Anais quote

Anais Nin quote transcript.docx 

Recently we have all been challenged to examine ways in which our work can be made more welcoming and accessible to all students, and in particular those from equity deserving groups. Some WIL programs have been seen as continuing to “advantage the already advantaged,” particularly in the area of school to work transitions. Interestingly however, the focus on access and equity is not new to WIL programs, with one of the most popular employment focused programs, co-operative education (co-op), having been founded on these values.  Begun in 1906 at the University of Cincinnati, co-op was proposed, in part, as a way to help working class students earn money as part of their studies versus by having to work more before and after school to help fund themselves.  The co-op model then ensured both a way to enhance learning through immersive experiences as well as a more equal opportunities for students from more challenged financial backgrounds. Service Learning WIL offerings are also often partnered with community organizations and initiatives that support underserved groups, and many WIL capstone and community projects are designed to support frameworks such as the UN Sustainable Development Goals (UNSDGs) that focus on achieving justice, equity, diversity and inclusion around the globe. 

Often however these aspirations are not brought to the forefront of our work with respect to how we specifically promote and support student participation from underrepresented groups.  The next section provides a brief introduction to this agenda, and begins with the "self," asking you to explore some of your own thoughts regarding these issues. This is often the first step to being truly able to commit to this work.

Before we can fully explore elements of our practice we need to better understand what we bring to it. To do so we ask you to take a moment and think more deeply about yourself as a WIL Practitioner. Many of the reflective prompts in Understanding Yourself as a WIL Practitioner will reveal some of the ways in which you have been conditioned through your culture (including your upbringing, education, family etc.) to see the world through certain lenses. One way to understand the lenses is through examining the culture in which we have developed them. This may seem a strange approach to developing yourself as a WIL Practitioner but it is in fact key to how you see your work, your students, and your own professional identity. This awareness is fundamental to your development as a WIL professional and choosing who and how you want to be in intentional ways.

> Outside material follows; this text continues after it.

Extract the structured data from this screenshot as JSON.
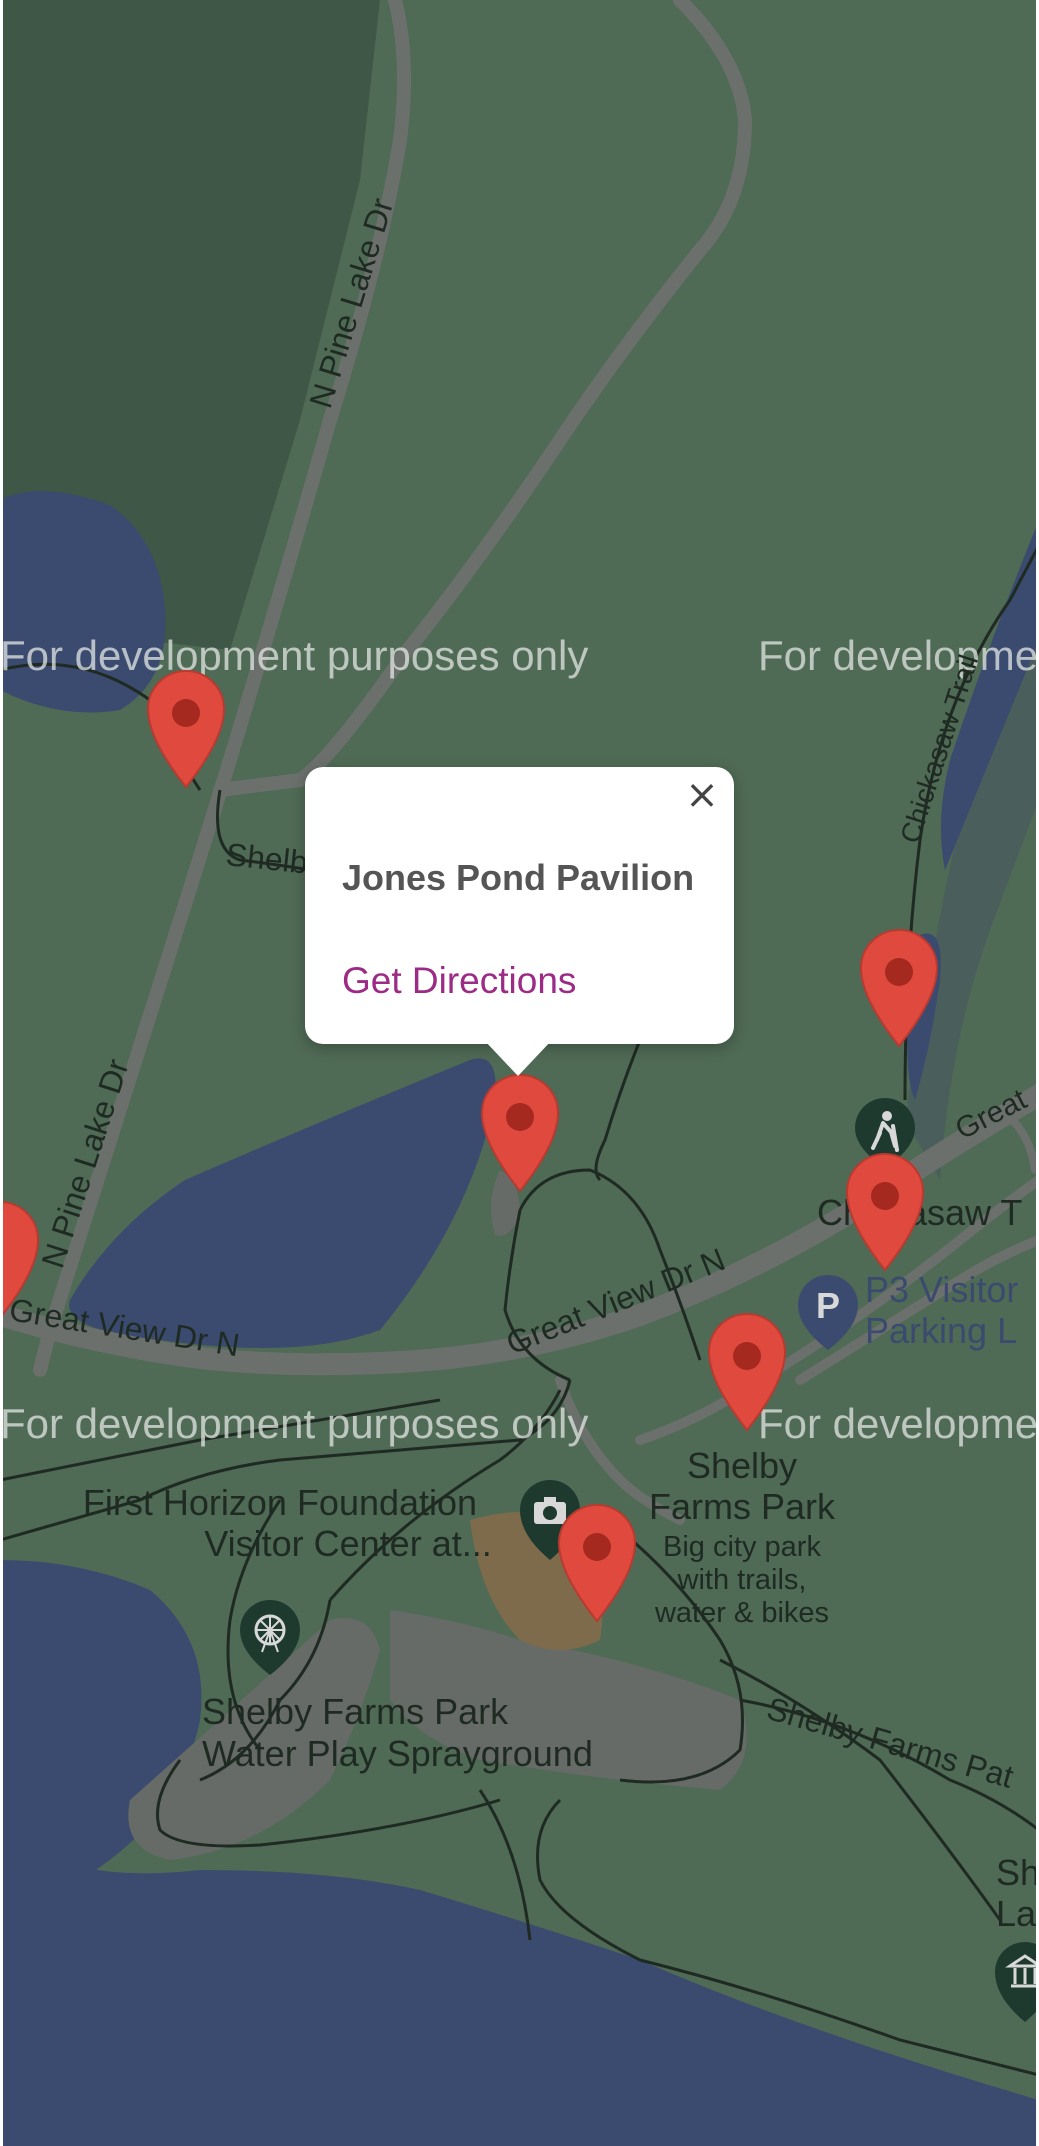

Consider the metaphor of the cultural tree below and how it might be useful in understanding your own interactions and practices with what is often a very diverse group WIL students and employers.

Cultural Tree

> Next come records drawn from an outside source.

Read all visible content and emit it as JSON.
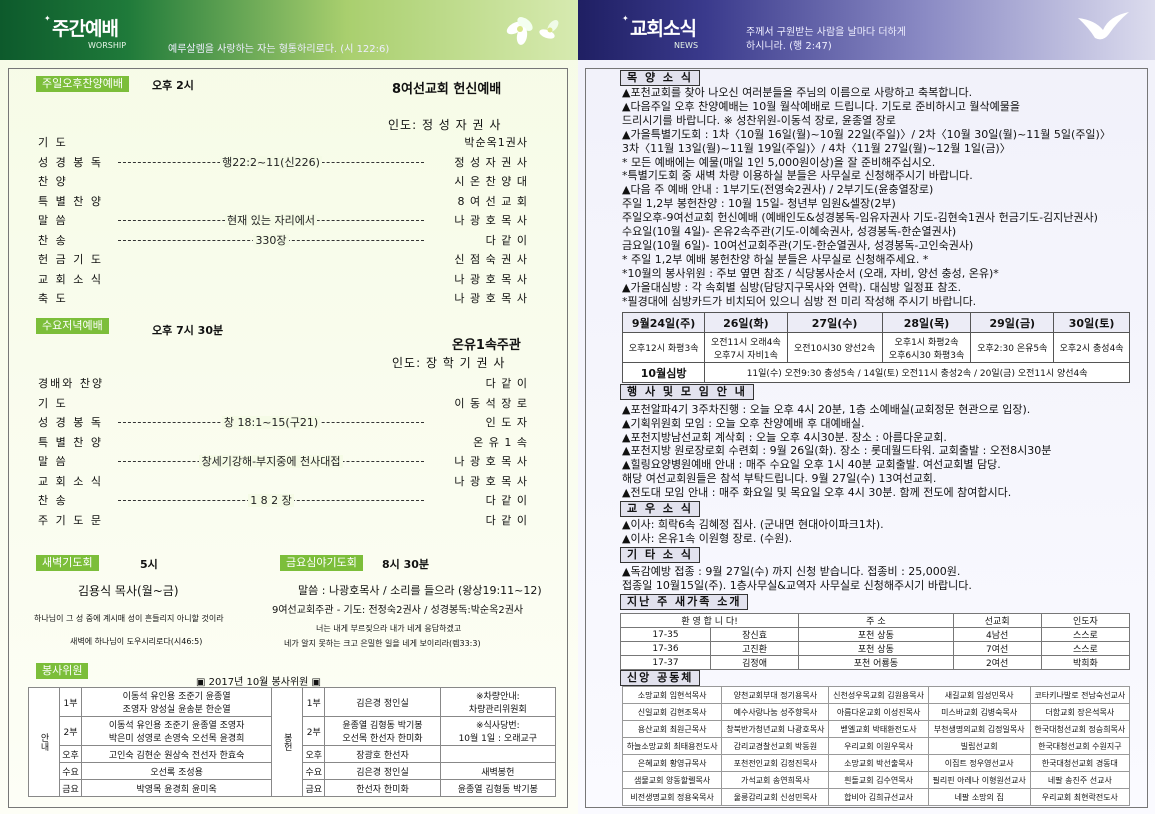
{
  "left": {
    "header": {
      "title": "주간예배",
      "en": "WORSHIP",
      "verse": "예루살렘을 사랑하는 자는 형통하리로다. (시 122:6)"
    },
    "sunday": {
      "label": "주일오후찬양예배",
      "time": "오후 2시",
      "title": "8여선교회 헌신예배",
      "leader": "인도:  정 성 자 권 사",
      "rows": [
        [
          "기     도",
          "",
          "박순옥1권사"
        ],
        [
          "성 경 봉 독",
          "행22:2~11(신226)",
          "정 성 자 권 사"
        ],
        [
          "찬     양",
          "",
          "시 온 찬 양 대"
        ],
        [
          "특 별 찬 양",
          "",
          "8 여 선 교 회"
        ],
        [
          "말     씀",
          "현재 있는 자리에서",
          "나 광 호 목 사"
        ],
        [
          "찬     송",
          "330장",
          "다    같    이"
        ],
        [
          "헌 금 기 도",
          "",
          "신 점 숙 권 사"
        ],
        [
          "교 회 소 식",
          "",
          "나 광 호 목 사"
        ],
        [
          "축     도",
          "",
          "나 광 호 목 사"
        ]
      ]
    },
    "wednesday": {
      "label": "수요저녁예배",
      "time": "오후 7시 30분",
      "title": "온유1속주관",
      "leader": "인도: 장 학 기 권 사",
      "rows": [
        [
          "경배와 찬양",
          "",
          "다    같    이"
        ],
        [
          "기     도",
          "",
          "이 동 석 장 로"
        ],
        [
          "성 경 봉 독",
          "창 18:1~15(구21)",
          "인    도    자"
        ],
        [
          "특 별 찬 양",
          "",
          "온  유  1  속"
        ],
        [
          "말     씀",
          "창세기강해-부지중에 천사대접",
          "나 광 호 목 사"
        ],
        [
          "교 회 소 식",
          "",
          "나 광 호 목 사"
        ],
        [
          "찬     송",
          "1 8 2 장",
          "다    같    이"
        ],
        [
          "주 기 도 문",
          "",
          "다    같    이"
        ]
      ]
    },
    "dawn": {
      "label": "새벽기도회",
      "time": "5시",
      "who": "김용식 목사(월~금)",
      "verse1": "하나님이 그 성 중에 계시매 성이 흔들리지 아니할 것이라",
      "verse2": "새벽에 하나님이 도우시리로다(시46:5)"
    },
    "friday": {
      "label": "금요심야기도회",
      "time": "8시 30분",
      "sermon": "말씀 : 나광호목사 / 소리를 들으라 (왕상19:11~12)",
      "prayer": "9여선교회주관 - 기도: 전정숙2권사 / 성경봉독:박순옥2권사",
      "verse1": "너는 내게 부르짖으라 내가 네게 응답하겠고",
      "verse2": "네가 알지 못하는 크고 은밀한 일을 네게 보이리라(렘33:3)"
    },
    "volunteers": {
      "label": "봉사위원",
      "title": "▣  2017년  10월  봉사위원  ▣",
      "guide": "안내",
      "serve": "봉헌",
      "rows": [
        [
          "1부",
          "이동석 유인용 조준기 윤종열\n조영자 양성실 윤송분 한순열",
          "1부",
          "김은경 정인실",
          "※차량안내:\n차량관리위원회"
        ],
        [
          "2부",
          "이동석 유인용 조준기 윤종열 조영자\n박은미 성영로 손영숙 오선목 윤경희",
          "2부",
          "윤종열 김형동 박기봉\n오선목 한선자 한미화",
          "※식사당번:\n10월 1일 : 오래교구"
        ],
        [
          "오후",
          "고인숙 김현순 원상숙 전선자 한효숙",
          "오후",
          "장광호 한선자",
          ""
        ],
        [
          "수요",
          "오선록 조성용",
          "수요",
          "김은경 정인실",
          "새벽봉헌"
        ],
        [
          "금요",
          "박영목 윤경희 윤미옥",
          "금요",
          "한선자 한미화",
          "윤종열 김형동 박기봉"
        ]
      ]
    }
  },
  "right": {
    "header": {
      "title": "교회소식",
      "en": "NEWS",
      "verse": "주께서 구원받는 사람을 날마다 더하게 하시니라. (행 2:47)"
    },
    "s1": "목 양 소 식",
    "news1": [
      "▲포천교회를 찾아 나오신 여러분들을 주님의 이름으로 사랑하고 축복합니다.",
      "▲다음주일 오후 찬양예배는 10월 월삭예배로 드립니다. 기도로 준비하시고 월삭예물을",
      "  드리시기를 바랍니다.  ※ 성찬위원-이동석 장로, 윤종열 장로",
      "▲가을특별기도회 : 1차〈10월 16일(월)~10월 22일(주일)〉/ 2차〈10월 30일(월)~11월 5일(주일)〉",
      "                    3차〈11월 13일(월)~11월 19일(주일)〉/ 4차〈11월 27일(월)~12월 1일(금)〉",
      "* 모든 예배에는 예물(매일 1인 5,000원이상)을 잘 준비해주십시오.",
      "*특별기도회 중 새벽 차량 이용하실 분들은 사무실로 신청해주시기 바랍니다.",
      "▲다음 주 예배 안내 : 1부기도(전영숙2권사) / 2부기도(윤충열장로)",
      "  주일 1,2부 봉헌찬양 : 10월 15일- 청년부 임원&셀장(2부)",
      "  주일오후-9여선교회 헌신예배 (예배인도&성경봉독-임유자권사 기도-김현숙1권사 헌금기도-김지난권사)",
      "  수요일(10월 4일)- 온유2속주관(기도-이혜숙권사, 성경봉독-한순열권사)",
      "  금요일(10월 6일)- 10여선교회주관(기도-한순열권사, 성경봉독-고인숙권사)",
      "  * 주일 1,2부 예배 봉헌찬양 하실 분들은 사무실로 신청해주세요. *",
      "  *10월의 봉사위원 : 주보 옆면 참조 / 식당봉사순서 (오래, 자비, 양선 충성, 온유)*",
      "▲가을대심방 : 각 속회별 심방(담당지구목사와 연락). 대심방 일정표 참조.",
      "*필경대에 심방카드가 비치되어 있으니 심방 전 미리 작성해 주시기 바랍니다."
    ],
    "schedule": {
      "days": [
        "9월24일(주)",
        "26일(화)",
        "27일(수)",
        "28일(목)",
        "29일(금)",
        "30일(토)"
      ],
      "cells": [
        "오후12시 화평3속",
        "오전11시 오래4속\n오후7시 자비1속",
        "오전10시30 양선2속",
        "오후1시 화평2속\n오후6시30 화평3속",
        "오후2:30 온유5속",
        "오후2시 충성4속"
      ],
      "oct": "10월심방",
      "octText": "11일(수) 오전9:30 충성5속 / 14일(토) 오전11시 충성2속 / 20일(금) 오전11시 양선4속"
    },
    "s2": "행 사 및 모 임 안 내",
    "news2": [
      "▲포천알파4기 3주차진행 : 오늘 오후 4시 20분, 1층 소예배실(교회정문 현관으로 입장).",
      "▲기획위원회 모임 : 오늘 오후 찬양예배 후 대예배실.",
      "▲포천지방남선교회 계삭회 : 오늘 오후 4시30분. 장소 : 아름다운교회.",
      "▲포천지방 원로장로회 수련회 : 9월 26일(화). 장소 : 롯데월드타워. 교회출발 : 오전8시30분",
      "▲힐링요양병원예배 안내 : 매주 수요일 오후 1시 40분 교회출발. 여선교회별 담당.",
      "  해당 여선교회원들은 참석 부탁드립니다. 9월 27일(수) 13여선교회.",
      "▲전도대 모임 안내 : 매주 화요일 및 목요일 오후 4시 30분. 함께 전도에 참여합시다."
    ],
    "s3": "교 우 소 식",
    "news3": [
      "▲이사: 희락6속 김혜정 집사. (군내면 현대아이파크1차).",
      "▲이사: 온유1속 이원형 장로. (수원)."
    ],
    "s4": "기 타 소 식",
    "news4": [
      "▲독감예방 접종 : 9월 27일(수) 까지 신청 받습니다. 접종비 : 25,000원.",
      "  접종일 10월15일(주). 1층사무실&교역자 사무실로 신청해주시기 바랍니다."
    ],
    "s5": "지난 주 새가족 소개",
    "newcomers": {
      "head": [
        "환 영 합 니 다!",
        "주  소",
        "선교회",
        "인도자"
      ],
      "rows": [
        [
          "17-35",
          "장신효",
          "포천 상동",
          "4남선",
          "스스로"
        ],
        [
          "17-36",
          "고진환",
          "포천 상동",
          "7여선",
          "스스로"
        ],
        [
          "17-37",
          "김정애",
          "포천 어룡동",
          "2여선",
          "박희화"
        ]
      ]
    },
    "s6": "신앙 공동체",
    "community": [
      [
        "소망교회 임현석목사",
        "양천교회부대 정기용목사",
        "신천성우목교회 김원용목사",
        "새길교회 임성민목사",
        "코타키나발로 전남숙선교사"
      ],
      [
        "신일교회 김현조목사",
        "예수사랑나눔 성주향목사",
        "아름다운교회 이성진목사",
        "미스바교회 김병숙목사",
        "더함교회 장은석목사"
      ],
      [
        "용산교회 최원근목사",
        "창북반가청년교회 나광호목사",
        "벧엘교회 박태환전도사",
        "부천생명의교회 김정일목사",
        "한국대청선교회 정승희목사"
      ],
      [
        "하늘소망교회 최태용전도사",
        "감리교경찰선교회 박동원",
        "우리교회 이원우목사",
        "빌립선교회",
        "한국대청선교회 수원지구"
      ],
      [
        "은혜교회 황영규목사",
        "포천전인교회 김정진목사",
        "소망교회 박선출목사",
        "이집트 정우영선교사",
        "한국대청선교회 경동대"
      ],
      [
        "샘물교회 양동할렐목사",
        "가석교회 송연희목사",
        "흰돌교회 김수연목사",
        "필리핀 아레나 이형원선교사",
        "네팔 송진주 선교사"
      ],
      [
        "비전생명교회 정용욱목사",
        "울릉감리교회 신성민목사",
        "합비아 김희규선교사",
        "네팔 소망의 집",
        "우리교회 최현락전도사"
      ]
    ]
  }
}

Cultural Tree transcript.docx 

When reflecting on who we are in our professional practice, it is important to reflect on the many individual, interpersonal and group lenses that shape how we see the world.  In order to understand ourselves and the lenses we bring to our work, we want to see how we are part of systems and the ways that some systems influence our perspective and actions.  Being able to reflect on this aspect of ourselves will better enable us to support WIL students through their journeys by pausing and considering ways we might act more inclusively.   Consider the three I's as you reflect on your lenses. 

3 I's

Infographic transcript- The Three I's.docx 

The individual level speaks the personal biases we have developed, individual experiences and impressions. The interpersonal level speaks to the ways different lenses shape behaviours in relationships, especially through identity differences. The institutional level speaks to the ways systems have shaped our lenses, like education, media, law. 

Ideally you will approach critical reflection with both of these lenses in mind and consider how you are as an individual, how you are in your relationships (with students, colleagues and the work) and how you belong to social groups that are part of systemic structures associated with access to power, privilege, rights, and responsibilities. 

The Process of Socialization

Understanding how belonging to certain social groups impacts your lenses takes time and an open mind. It will not happen quickly or all at once, but being open to exploring why you think and act as you do is the first step to more explicitly understanding your own drivers and behaviours.  Gaining those insights is the first step to better understanding the motivations and behaviours of others and is critical to effective professional practice.  Read through the slideshow below for a brief overview of how socialization works.


Norms Values and Beliefs slide transcript.docx 

Reflective Prompts

Take a moment to reflect on what you have learned so far.  Use the Reflective Journal to note your ideas, which may include conversations with someone you work with. Here are some questions you might want to consider:

Thinking icon

What are three things you value as a professional in WIL?

Where might you have learned to value these things?  Think of individual influences and the ways social groups have influenced you to value these things.

How do these values inform your work with WIL students? Do you value the same things? How do you know?

Have you encountered any challenges to your own values or views in your work?  What kinds of responses or reactions do you have when you are presented with values that are different or even opposite to your own? How do you work through those?